I'm Worried My Teen Might Fail School, How Can I Be Proactive?
Not every teenager would do well in school, there are those who get overwhelmed by the difficulties of high school that they feel hopeless about keeping up with schoolwork and their peers. The transitional years, which is moving up from elementary to middle school and middle school to high school, are the most crucial years when children and teens experience the struggles of being in school.
A lot of people are well aware of how increasingly difficult for high school dropouts to be able to have a well-paying job (even a decent one at that) and be guaranteed of a good future. That’s why it’s natural for parents to be concerned whenever their teens might fail in school as their teens can possibly be faced with greater hardships in times of economic instability.
In fact, the EPERC or the Editorial Projects in Education Research Center and Education Week have released a national report that approximately 7,200 students per day in America’s public schools alone have failed to finish high school with a diploma. The decline in the graduation rate is actually very troubling considering that a solid high school education is actually a preparation for a student to enter college and the adult life. This can also be the foundation for a student’s individual success with regards to their social and economic stability.
Common Indicators of Teens Who Are At Risk of Failing School
There are teens who are able to overcome school problems with just minimal assistance from their teachers and parents. It is sometimes enough for a parent to hear out their teen’s struggles and suggesting them with strategies to cope, supporting them with school work in school and encouraging them more to participate. Although not every teen has that positive outlook especially if they have performed poorly in school and have shown behavior problems for most of their student life.
With the following at risk indicators, parents and teachers can be aware of the persistent problems and provide effective intervention.
- Has attention problems since early childhood with a school history of disruptive or attention issues.
- Is always absent five or more days even without health problems.
- Has been retained in their grade level for a year or more.
- Has consistently received poor grades which are below average or barely average.
- Is often disciplined in school for behavior problems or is showing a sudden change in behavior by withdrawing from the discussions in class.

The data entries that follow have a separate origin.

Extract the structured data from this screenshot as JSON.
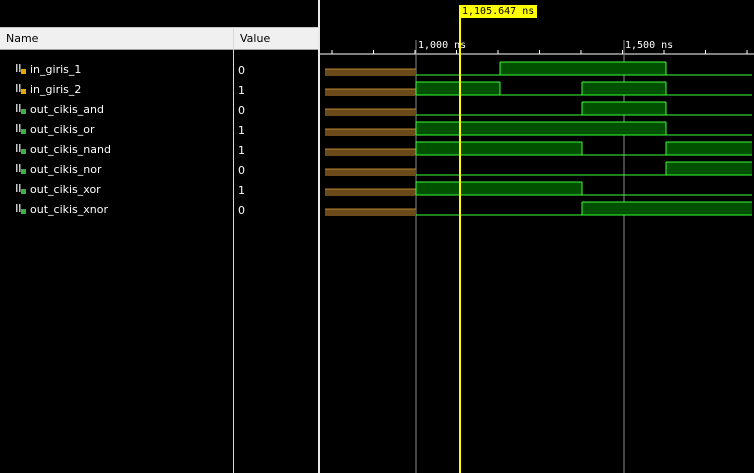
{
  "header": {
    "name_label": "Name",
    "value_label": "Value"
  },
  "signals": [
    {
      "name": "in_giris_1",
      "value": "0",
      "icon": "input-signal-icon"
    },
    {
      "name": "in_giris_2",
      "value": "1",
      "icon": "input-signal-icon"
    },
    {
      "name": "out_cikis_and",
      "value": "0",
      "icon": "output-signal-icon"
    },
    {
      "name": "out_cikis_or",
      "value": "1",
      "icon": "output-signal-icon"
    },
    {
      "name": "out_cikis_nand",
      "value": "1",
      "icon": "output-signal-icon"
    },
    {
      "name": "out_cikis_nor",
      "value": "0",
      "icon": "output-signal-icon"
    },
    {
      "name": "out_cikis_xor",
      "value": "1",
      "icon": "output-signal-icon"
    },
    {
      "name": "out_cikis_xnor",
      "value": "0",
      "icon": "output-signal-icon"
    }
  ],
  "timeline": {
    "cursor_label": "1,105.647 ns",
    "ticks": [
      {
        "label": "1,000 ns"
      },
      {
        "label": "1,500 ns"
      }
    ]
  },
  "colors": {
    "wave_high": "#005000",
    "wave_line": "#3aff3a",
    "undefined": "#6b4a1a",
    "cursor": "#ffff00"
  }
}
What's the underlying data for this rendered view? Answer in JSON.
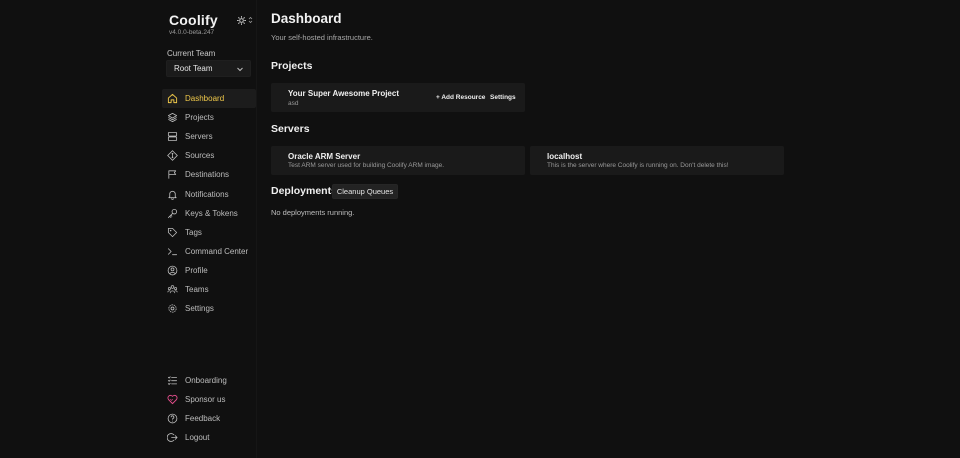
{
  "brand": {
    "title": "Coolify",
    "version": "v4.0.0-beta.247"
  },
  "team": {
    "label": "Current Team",
    "selected": "Root Team"
  },
  "nav": {
    "items": [
      {
        "label": "Dashboard",
        "icon": "home-icon",
        "active": true
      },
      {
        "label": "Projects",
        "icon": "layers-icon"
      },
      {
        "label": "Servers",
        "icon": "server-icon"
      },
      {
        "label": "Sources",
        "icon": "git-icon"
      },
      {
        "label": "Destinations",
        "icon": "destination-icon"
      },
      {
        "label": "Notifications",
        "icon": "bell-icon"
      },
      {
        "label": "Keys & Tokens",
        "icon": "key-icon"
      },
      {
        "label": "Tags",
        "icon": "tag-icon"
      },
      {
        "label": "Command Center",
        "icon": "terminal-icon"
      },
      {
        "label": "Profile",
        "icon": "user-icon"
      },
      {
        "label": "Teams",
        "icon": "users-icon"
      },
      {
        "label": "Settings",
        "icon": "gear-icon"
      }
    ],
    "bottom": [
      {
        "label": "Onboarding",
        "icon": "checklist-icon"
      },
      {
        "label": "Sponsor us",
        "icon": "heart-icon"
      },
      {
        "label": "Feedback",
        "icon": "help-icon"
      },
      {
        "label": "Logout",
        "icon": "logout-icon"
      }
    ]
  },
  "colors": {
    "accent": "#f0c94a",
    "heart": "#e04d8a",
    "background": "#101010",
    "card": "#1a1a1a"
  },
  "main": {
    "title": "Dashboard",
    "subtitle": "Your self-hosted infrastructure.",
    "projects": {
      "heading": "Projects",
      "items": [
        {
          "name": "Your Super Awesome Project",
          "description": "asd",
          "add_resource": "+ Add Resource",
          "settings": "Settings"
        }
      ]
    },
    "servers": {
      "heading": "Servers",
      "items": [
        {
          "name": "Oracle ARM Server",
          "description": "Test ARM server used for building Coolify ARM image."
        },
        {
          "name": "localhost",
          "description": "This is the server where Coolify is running on. Don't delete this!"
        }
      ]
    },
    "deployments": {
      "heading": "Deployments",
      "cleanup_label": "Cleanup Queues",
      "empty_text": "No deployments running."
    }
  }
}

- Has not been involved in school related activities such as music, sports or other extra curricular activities. This student often lacks connection with their school.

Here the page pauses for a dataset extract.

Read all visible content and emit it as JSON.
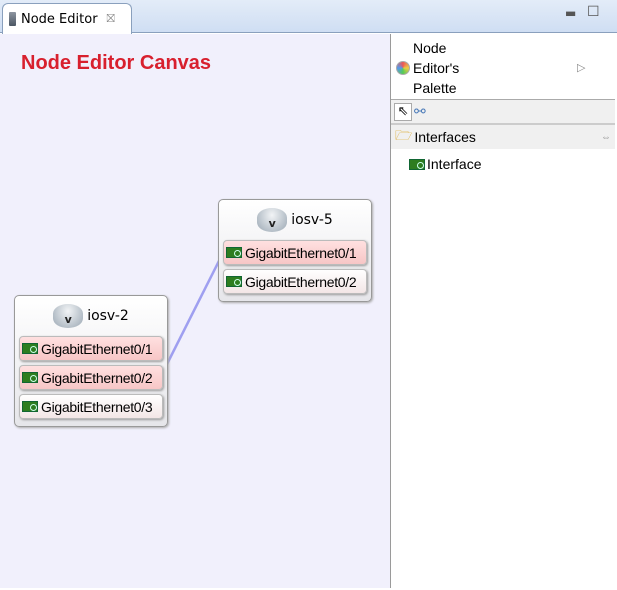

- Lacks the needed self-confidence and often believes that they do not have the ability to succeed and that it’s impossible for them to change the situation.

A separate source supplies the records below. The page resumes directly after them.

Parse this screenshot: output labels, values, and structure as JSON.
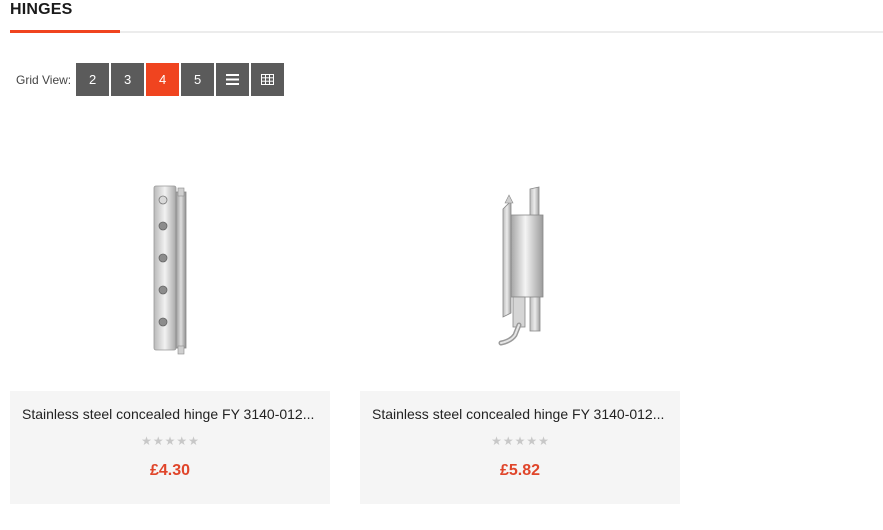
{
  "header": {
    "title": "HINGES"
  },
  "grid_view": {
    "label": "Grid View:",
    "options": [
      "2",
      "3",
      "4",
      "5"
    ],
    "active": "4",
    "list_icon": "list-icon",
    "table_icon": "table-icon"
  },
  "products": [
    {
      "name": "Stainless steel concealed hinge FY 3140-012...",
      "price": "£4.30",
      "rating": 0,
      "stars": 5
    },
    {
      "name": "Stainless steel concealed hinge FY 3140-012...",
      "price": "£5.82",
      "rating": 0,
      "stars": 5
    }
  ],
  "colors": {
    "accent": "#f0441f",
    "button": "#5b5b5b",
    "price": "#e0452a",
    "card_bg": "#f5f5f5",
    "star_empty": "#c8c8c8"
  }
}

- The student has minimal goals for the future where they seem to be uninterested about their career options as well as ways to achieve these goals.
How Can You Help Your Teens?
Ideally, parents should show support and compassion to their teens. It is still essential for parents to not just establish reasonable expectations and limitations for their teens but also to make sure they support and believe in their capabilities to succeed. Here are a few tips on how to be proactive when it comes to parenting a teen who might fail school:
- Make an effort to understand and reach out to your teen. Find time to listen to your teen’s problems and fears towards school.
- Encourage your teen to actively participate in school activities.
- Meet with your teen’s teacher and school counselor regularly to know what your teen’s issues are and come up with a support plan to provide the student with a learning environment to help them focus.
- Arrange for a tutor or set up a study group to help your teen cope up with whatever subject they are struggling with.
- Establish a home environment conducive to learning where education is clearly valued. Set up a regular study time for them without any distractions and place the computer where your teen can be easily monitored.
- Guide and encourage your teen to think about possible options for their future career. You may want to search more information regarding courses or careers your teen might be interested in.
- You can arrange for a visit to any local colleges or company for your teen to observe and find interest in. You can also suggest to them about trying to consider an internship or even a part time job relating to their interests as well. But do not permit them to have a regular job that may cut into their study time and extra activities in school.
- Always emphasize the importance of a good study habit, perseverance, and hard work in order to attain a positive result in the end.
It is good to support, guide and encourage your teen with any problems regarding school and other issues. But always remember that you can’t always fix any problem for them. Your teens also need to learn on their own in order to figure out how to solve their own problems. Just always assure them of your love, support, and constant guidance. In time, your teen will be able to get back on their feet, ready to face the challenges of school and student life.